The pictures in the data below are to be omitted; all else must be duplicated exactly.
Records START
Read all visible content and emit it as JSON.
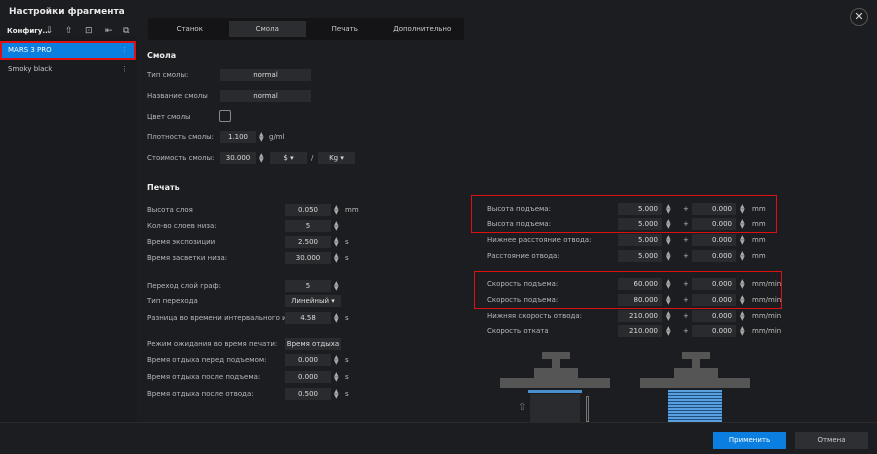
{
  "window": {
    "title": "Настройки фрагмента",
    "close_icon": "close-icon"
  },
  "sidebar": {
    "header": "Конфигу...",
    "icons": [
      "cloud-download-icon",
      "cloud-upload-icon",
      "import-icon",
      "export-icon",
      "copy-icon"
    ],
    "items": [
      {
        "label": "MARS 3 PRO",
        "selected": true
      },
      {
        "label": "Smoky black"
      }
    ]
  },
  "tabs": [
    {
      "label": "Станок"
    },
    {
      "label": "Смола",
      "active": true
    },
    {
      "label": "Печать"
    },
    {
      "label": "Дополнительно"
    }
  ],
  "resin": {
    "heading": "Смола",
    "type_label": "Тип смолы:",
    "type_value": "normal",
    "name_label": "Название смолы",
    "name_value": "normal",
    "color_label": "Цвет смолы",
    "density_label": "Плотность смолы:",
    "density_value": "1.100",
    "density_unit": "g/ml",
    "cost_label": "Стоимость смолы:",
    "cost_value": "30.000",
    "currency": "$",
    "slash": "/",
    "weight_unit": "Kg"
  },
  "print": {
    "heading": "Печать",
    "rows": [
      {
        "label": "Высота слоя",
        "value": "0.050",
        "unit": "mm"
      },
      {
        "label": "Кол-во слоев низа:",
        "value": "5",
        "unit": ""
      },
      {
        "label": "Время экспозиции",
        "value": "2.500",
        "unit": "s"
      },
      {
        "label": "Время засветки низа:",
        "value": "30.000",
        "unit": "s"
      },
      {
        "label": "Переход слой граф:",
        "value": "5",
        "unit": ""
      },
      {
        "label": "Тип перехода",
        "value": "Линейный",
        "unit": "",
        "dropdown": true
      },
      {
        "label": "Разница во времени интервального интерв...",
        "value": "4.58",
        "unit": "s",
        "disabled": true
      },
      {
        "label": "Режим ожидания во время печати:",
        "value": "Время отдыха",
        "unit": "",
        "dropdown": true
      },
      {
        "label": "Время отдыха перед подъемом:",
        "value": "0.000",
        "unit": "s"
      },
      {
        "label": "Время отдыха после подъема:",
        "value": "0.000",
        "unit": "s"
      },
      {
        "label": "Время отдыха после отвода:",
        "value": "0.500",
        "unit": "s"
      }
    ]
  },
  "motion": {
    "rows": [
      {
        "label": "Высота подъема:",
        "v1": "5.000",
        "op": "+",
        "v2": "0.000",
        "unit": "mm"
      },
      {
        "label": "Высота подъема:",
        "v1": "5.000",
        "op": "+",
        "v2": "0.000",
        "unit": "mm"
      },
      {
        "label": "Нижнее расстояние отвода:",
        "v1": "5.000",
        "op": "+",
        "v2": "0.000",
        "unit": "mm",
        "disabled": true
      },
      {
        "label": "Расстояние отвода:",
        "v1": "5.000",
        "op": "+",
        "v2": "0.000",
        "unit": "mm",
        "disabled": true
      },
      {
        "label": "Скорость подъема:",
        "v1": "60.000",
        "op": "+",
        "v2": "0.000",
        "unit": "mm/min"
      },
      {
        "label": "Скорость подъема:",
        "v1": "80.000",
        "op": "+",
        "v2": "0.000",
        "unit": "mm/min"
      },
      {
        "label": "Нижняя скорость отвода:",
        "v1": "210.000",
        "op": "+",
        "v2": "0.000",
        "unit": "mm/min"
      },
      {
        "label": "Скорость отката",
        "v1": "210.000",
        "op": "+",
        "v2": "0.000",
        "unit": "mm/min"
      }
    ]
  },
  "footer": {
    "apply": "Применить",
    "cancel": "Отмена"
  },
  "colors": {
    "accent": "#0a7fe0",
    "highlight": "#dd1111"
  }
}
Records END
### Your response
Read all visible content and emit it as JSON.
{
  "window": {
    "title": "Настройки фрагмента",
    "close_icon": "close-icon"
  },
  "sidebar": {
    "header": "Конфигу...",
    "icons": [
      "cloud-download-icon",
      "cloud-upload-icon",
      "import-icon",
      "export-icon",
      "copy-icon"
    ],
    "items": [
      {
        "label": "MARS 3 PRO",
        "selected": true
      },
      {
        "label": "Smoky black"
      }
    ]
  },
  "tabs": [
    {
      "label": "Станок"
    },
    {
      "label": "Смола",
      "active": true
    },
    {
      "label": "Печать"
    },
    {
      "label": "Дополнительно"
    }
  ],
  "resin": {
    "heading": "Смола",
    "type_label": "Тип смолы:",
    "type_value": "normal",
    "name_label": "Название смолы",
    "name_value": "normal",
    "color_label": "Цвет смолы",
    "density_label": "Плотность смолы:",
    "density_value": "1.100",
    "density_unit": "g/ml",
    "cost_label": "Стоимость смолы:",
    "cost_value": "30.000",
    "currency": "$",
    "slash": "/",
    "weight_unit": "Kg"
  },
  "print": {
    "heading": "Печать",
    "rows": [
      {
        "label": "Высота слоя",
        "value": "0.050",
        "unit": "mm"
      },
      {
        "label": "Кол-во слоев низа:",
        "value": "5",
        "unit": ""
      },
      {
        "label": "Время экспозиции",
        "value": "2.500",
        "unit": "s"
      },
      {
        "label": "Время засветки низа:",
        "value": "30.000",
        "unit": "s"
      },
      {
        "label": "Переход слой граф:",
        "value": "5",
        "unit": ""
      },
      {
        "label": "Тип перехода",
        "value": "Линейный",
        "unit": "",
        "dropdown": true
      },
      {
        "label": "Разница во времени интервального интерв...",
        "value": "4.58",
        "unit": "s",
        "disabled": true
      },
      {
        "label": "Режим ожидания во время печати:",
        "value": "Время отдыха",
        "unit": "",
        "dropdown": true
      },
      {
        "label": "Время отдыха перед подъемом:",
        "value": "0.000",
        "unit": "s"
      },
      {
        "label": "Время отдыха после подъема:",
        "value": "0.000",
        "unit": "s"
      },
      {
        "label": "Время отдыха после отвода:",
        "value": "0.500",
        "unit": "s"
      }
    ]
  },
  "motion": {
    "rows": [
      {
        "label": "Высота подъема:",
        "v1": "5.000",
        "op": "+",
        "v2": "0.000",
        "unit": "mm"
      },
      {
        "label": "Высота подъема:",
        "v1": "5.000",
        "op": "+",
        "v2": "0.000",
        "unit": "mm"
      },
      {
        "label": "Нижнее расстояние отвода:",
        "v1": "5.000",
        "op": "+",
        "v2": "0.000",
        "unit": "mm",
        "disabled": true
      },
      {
        "label": "Расстояние отвода:",
        "v1": "5.000",
        "op": "+",
        "v2": "0.000",
        "unit": "mm",
        "disabled": true
      },
      {
        "label": "Скорость подъема:",
        "v1": "60.000",
        "op": "+",
        "v2": "0.000",
        "unit": "mm/min"
      },
      {
        "label": "Скорость подъема:",
        "v1": "80.000",
        "op": "+",
        "v2": "0.000",
        "unit": "mm/min"
      },
      {
        "label": "Нижняя скорость отвода:",
        "v1": "210.000",
        "op": "+",
        "v2": "0.000",
        "unit": "mm/min"
      },
      {
        "label": "Скорость отката",
        "v1": "210.000",
        "op": "+",
        "v2": "0.000",
        "unit": "mm/min"
      }
    ]
  },
  "footer": {
    "apply": "Применить",
    "cancel": "Отмена"
  },
  "colors": {
    "accent": "#0a7fe0",
    "highlight": "#dd1111"
  }
}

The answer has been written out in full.